The house of Dionysus. Late 2nd century CE.Paphos, Archaeological Park
The triumph of Dionysus (the right part).
The house of Dionysus. Late 2nd century CE.
Paphos, Archaeological Park
The approach of the god is announced by two more of his followers: a Bacchante playing the cymbals, and a naked man. He has an animal skin draped over his shoulder and reeds in his hair, and plays a long trumpet. Between them another Indian, turned towards the advancing god, with his arms raised to his face, appears to be lamenting his misfortunes.
The figures, like those of all the panels, are rendered against a plain white background.
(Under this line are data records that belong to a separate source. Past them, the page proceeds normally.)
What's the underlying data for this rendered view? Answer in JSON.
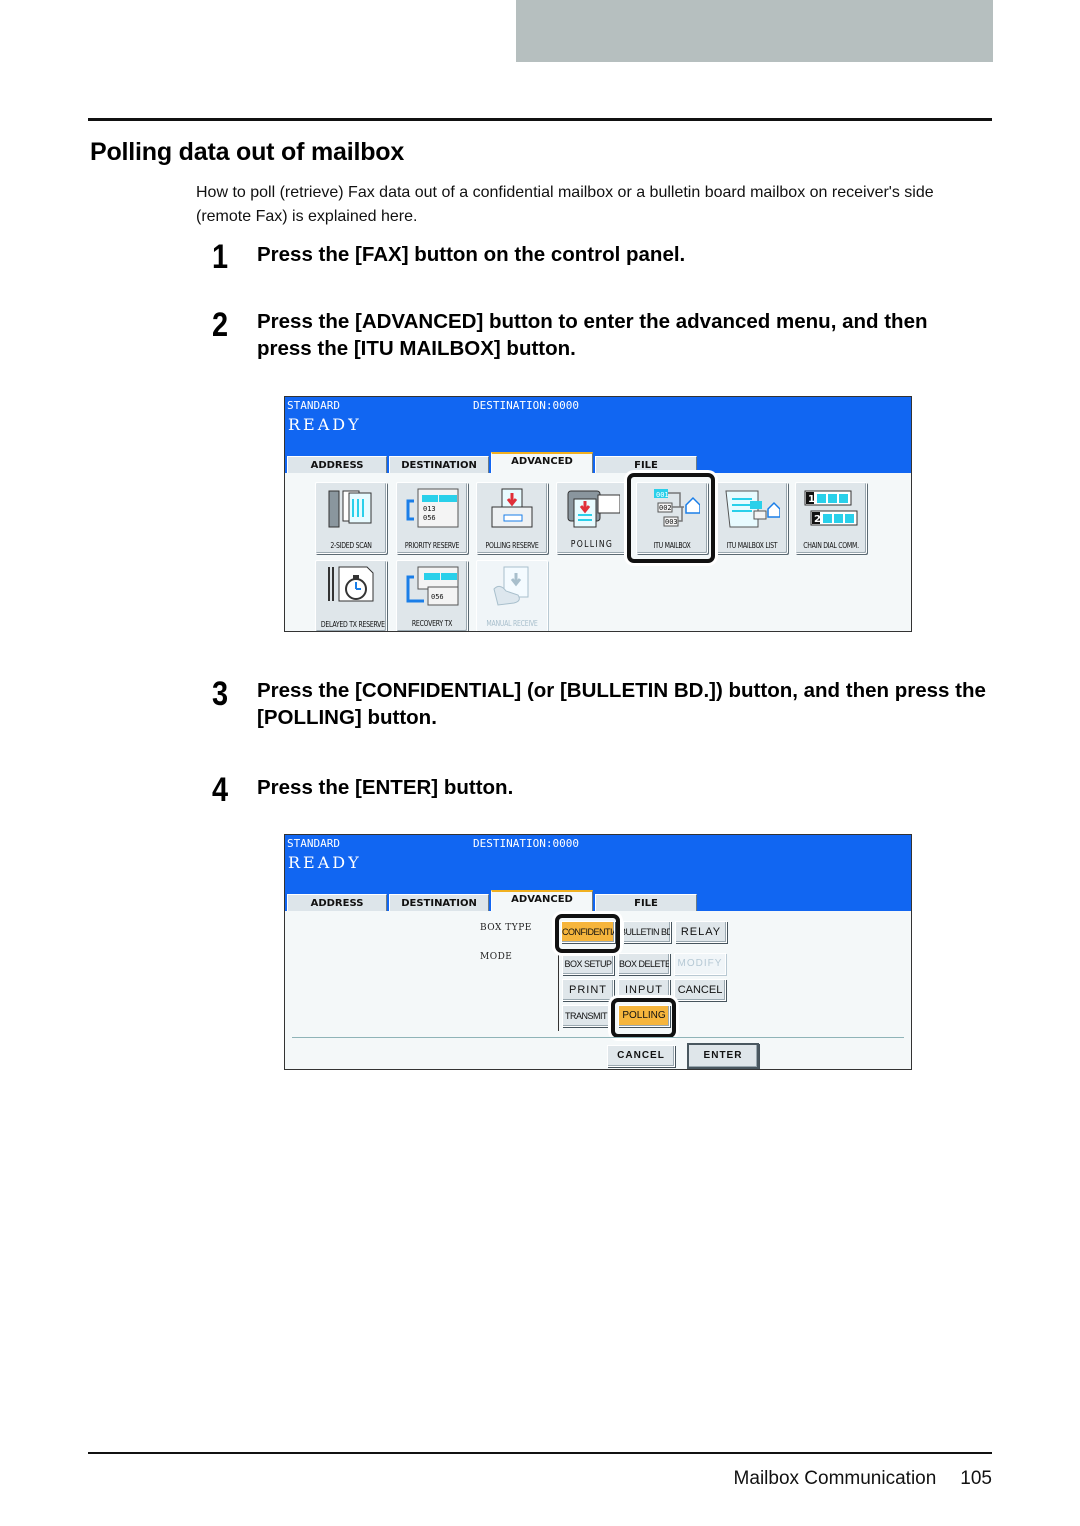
{
  "page": {
    "title": "Polling data out of mailbox",
    "intro": "How to poll (retrieve) Fax data out of a confidential mailbox or a bulletin board mailbox on receiver's side (remote Fax) is explained here.",
    "steps": [
      {
        "num": "1",
        "text": "Press the [FAX] button on the control panel."
      },
      {
        "num": "2",
        "text": "Press the [ADVANCED] button to enter the advanced menu, and then press the [ITU MAILBOX] button."
      },
      {
        "num": "3",
        "text": "Press the [CONFIDENTIAL] (or [BULLETIN BD.]) button, and then press the [POLLING] button."
      },
      {
        "num": "4",
        "text": "Press the [ENTER] button."
      }
    ],
    "footer": {
      "section": "Mailbox Communication",
      "page_number": "105"
    }
  },
  "screen1": {
    "status_mode": "STANDARD",
    "destination": "DESTINATION:0000",
    "state": "READY",
    "tabs": [
      {
        "label": "ADDRESS",
        "active": false
      },
      {
        "label": "DESTINATION",
        "active": false
      },
      {
        "label": "ADVANCED",
        "active": true
      },
      {
        "label": "FILE",
        "active": false
      }
    ],
    "buttons": [
      {
        "label": "2-SIDED SCAN",
        "icon": "duplex-scan-icon"
      },
      {
        "label": "PRIORITY RESERVE",
        "icon": "priority-reserve-icon"
      },
      {
        "label": "POLLING RESERVE",
        "icon": "polling-reserve-icon"
      },
      {
        "label": "POLLING",
        "icon": "polling-icon"
      },
      {
        "label": "ITU MAILBOX",
        "icon": "itu-mailbox-icon",
        "highlighted": true
      },
      {
        "label": "ITU MAILBOX LIST",
        "icon": "itu-mailbox-list-icon"
      },
      {
        "label": "CHAIN DIAL COMM.",
        "icon": "chain-dial-icon"
      },
      {
        "label": "DELAYED TX RESERVE",
        "icon": "delayed-tx-icon"
      },
      {
        "label": "RECOVERY TX",
        "icon": "recovery-tx-icon"
      },
      {
        "label": "MANUAL RECEIVE",
        "icon": "manual-receive-icon",
        "disabled": true
      }
    ]
  },
  "screen2": {
    "status_mode": "STANDARD",
    "destination": "DESTINATION:0000",
    "state": "READY",
    "tabs": [
      {
        "label": "ADDRESS",
        "active": false
      },
      {
        "label": "DESTINATION",
        "active": false
      },
      {
        "label": "ADVANCED",
        "active": true
      },
      {
        "label": "FILE",
        "active": false
      }
    ],
    "box_type_label": "BOX TYPE",
    "mode_label": "MODE",
    "box_types": [
      {
        "label": "CONFIDENTIAL",
        "selected": true
      },
      {
        "label": "BULLETIN BD.",
        "selected": false
      },
      {
        "label": "RELAY",
        "selected": false
      }
    ],
    "modes": [
      {
        "label": "BOX SETUP"
      },
      {
        "label": "BOX DELETE"
      },
      {
        "label": "MODIFY",
        "disabled": true
      },
      {
        "label": "PRINT"
      },
      {
        "label": "INPUT"
      },
      {
        "label": "CANCEL"
      },
      {
        "label": "TRANSMIT"
      },
      {
        "label": "POLLING",
        "selected": true
      }
    ],
    "cancel_label": "CANCEL",
    "enter_label": "ENTER"
  },
  "colors": {
    "lcd_header": "#1166f2",
    "selected_button": "#f6b53c",
    "header_block": "#b6bfbf"
  }
}
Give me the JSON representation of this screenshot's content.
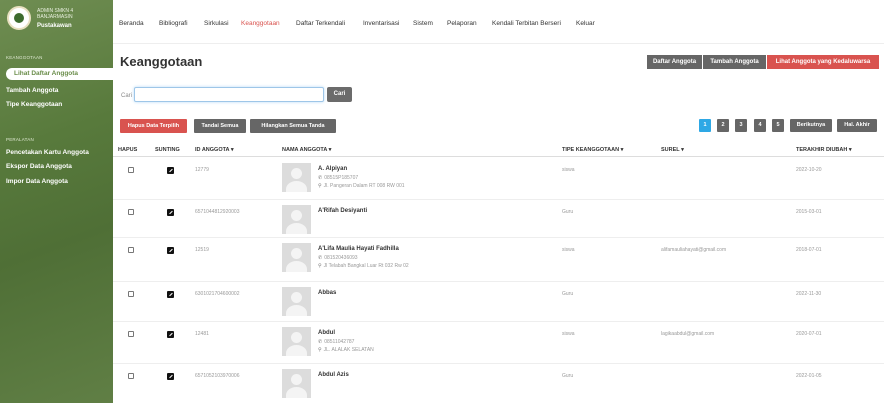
{
  "app": {
    "brand_name": "ADMIN SMKN 4 BANJARMASIN",
    "brand_role": "Pustakawan"
  },
  "nav": [
    "Beranda",
    "Bibliografi",
    "Sirkulasi",
    "Keanggotaan",
    "Daftar Terkendali",
    "Inventarisasi",
    "Sistem",
    "Pelaporan",
    "Kendali Terbitan Berseri",
    "Keluar"
  ],
  "nav_active": "Keanggotaan",
  "sidebar": {
    "section1": "KEANGGOTAAN",
    "items1": [
      "Lihat Daftar Anggota",
      "Tambah Anggota",
      "Tipe Keanggotaan"
    ],
    "section2": "PERALATAN",
    "items2": [
      "Pencetakan Kartu Anggota",
      "Ekspor Data Anggota",
      "Impor Data Anggota"
    ]
  },
  "page_title": "Keanggotaan",
  "header_buttons": [
    "Daftar Anggota",
    "Tambah Anggota",
    "Lihat Anggota yang Kedaluwarsa"
  ],
  "search": {
    "label": "Cari",
    "value": "",
    "button": "Cari"
  },
  "actions": [
    "Hapus Data Terpilih",
    "Tandai Semua",
    "Hilangkan Semua Tanda"
  ],
  "pagination": [
    "1",
    "2",
    "3",
    "4",
    "5",
    "Berikutnya",
    "Hal. Akhir"
  ],
  "columns": [
    "HAPUS",
    "SUNTING",
    "ID ANGGOTA ▾",
    "NAMA ANGGOTA ▾",
    "TIPE KEANGGOTAAN ▾",
    "SUREL ▾",
    "TERAKHIR DIUBAH ▾"
  ],
  "rows": [
    {
      "id": "12779",
      "name": "A. Alpiyan",
      "phone": "08515P185707",
      "address": "Jl. Pangeran Dalam RT 008 RW 001",
      "type": "siswa",
      "email": "",
      "updated": "2022-10-20"
    },
    {
      "id": "6571044812920003",
      "name": "A'Rifah Desiyanti",
      "phone": "",
      "address": "",
      "type": "Guru",
      "email": "",
      "updated": "2015-03-01"
    },
    {
      "id": "12519",
      "name": "A'Lifa Maulia Hayati Fadhilla",
      "phone": "081520436093",
      "address": "Jl Telabah Bangkal Luar Rt 032 Rw 02",
      "type": "siswa",
      "email": "alifamauliahayati@gmail.com",
      "updated": "2018-07-01"
    },
    {
      "id": "6301021704600002",
      "name": "Abbas",
      "phone": "",
      "address": "",
      "type": "Guru",
      "email": "",
      "updated": "2022-11-30"
    },
    {
      "id": "12481",
      "name": "Abdul",
      "phone": "08511042787",
      "address": "JL. ALALAK SELATAN",
      "type": "siswa",
      "email": "lagikaabdul@gmail.com",
      "updated": "2020-07-01"
    },
    {
      "id": "6571052103970006",
      "name": "Abdul Azis",
      "phone": "",
      "address": "",
      "type": "Guru",
      "email": "",
      "updated": "2022-01-05"
    }
  ],
  "colors": {
    "accent_red": "#d9534f",
    "active_page": "#2ea8e5",
    "sidebar_green": "#587a3c",
    "grey_button": "#666666"
  }
}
Some stand directly on the frame but most are raised above it and stand on individual dark, shadow-like lines which symbolise the ground — a common convention in Roman mosaics.
The ends of the fillets forming the inside frame of the panel cross each other and project at the corners so as to resemble the overlapping bars of wooden frames (as in an Oxford frame). This is a common expedient, seen elsewhere in the house (e.g. the Peacock panel, Room 15), which was employed either to give the impression of a panel painting or because the mosaic actually copied a panel painting.